Frank Mittermeyer joined the Elmhurst College faculty in 1969 as an instructor in the biology department. This year, after 44 years of teaching, he retired from Elmhurst as a full professor of biology, the founding director of the Patterson Center for the Health Professions—and beloved mentor to generations of students.
“When I think about the teachers who have had the biggest impact on me, Dr. Mittermeyer is the first one I think of,” wrote Brenda Fann ’88, MD. “He was a great role model, and so supportive. You could always go to him and know that you would get help.”
To honor Dr. Mittermeyer’s commitment to Elmhurst College and to its students, the College has established the Frank Mittermeyer Fund for Student Success.

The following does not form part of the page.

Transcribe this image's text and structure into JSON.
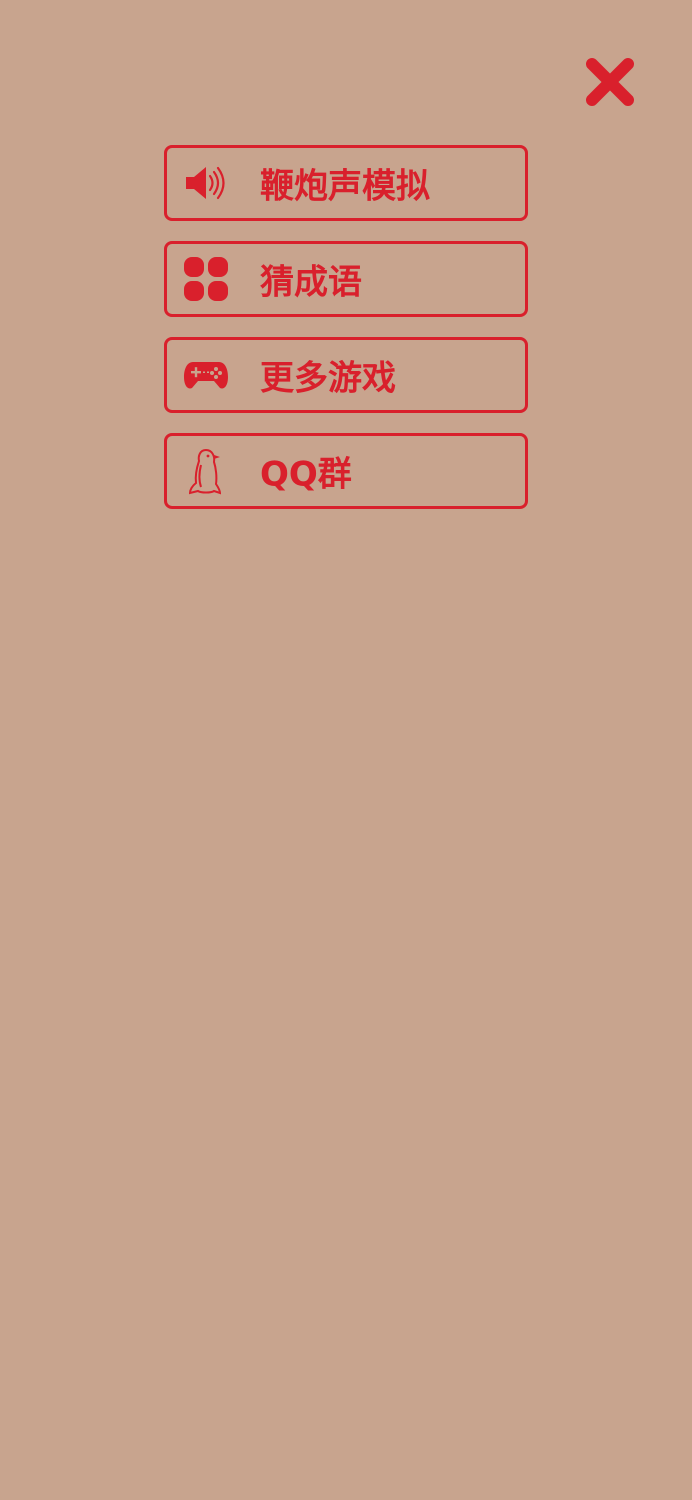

Designed to support students in the health professions as they transition to the next phase of their careers, the Mittermeyer Fund will help students pay for graduate school exams, travel required for job interviews and other profession-related expenses—costs which can be as much as $1,000.
“Sometimes students have to give up an opportunity because they can’t afford it,” said Dr. Mittermeyer. “The new fund fills a great need for the Patterson Center, and it will have a significant impact on students who are working hard to launch careers in health care.”
At Elmhurst, Dr. Mittermeyer’s primary teaching and research interests focused on microbiology and virology.
“Frank made microbiology come alive for us,” wrote Judith Paice ’79, Ph.D., RN, director of the Cancer Pain Program at Northwestern University Feinberg School of Medicine.
“He constantly organized real-world experiments that made the information meaningful. It was more than 30 years ago, yet I vividly remember a study that required sampling pond scum, door handles and Dinty Moore stew to evaluate bacterial content.”
Dr. Mittermeyer gained wider celebrity several years ago, when he participated in a project involving tomato seeds that had been sent to the International Space Station. In an effort to see if outer space causes genetic damage to seeds, Dr. Mittermeyer and his students grew the seeds in his backyard, ate the ripened tomatoes, planted the next generation of seeds, and reported any observed anomalies to NASA.
As Dean Alzada Tipton remarked in a recent recognition speech, “The project elicited any number of references to ‘attack of the killer tomatoes.’”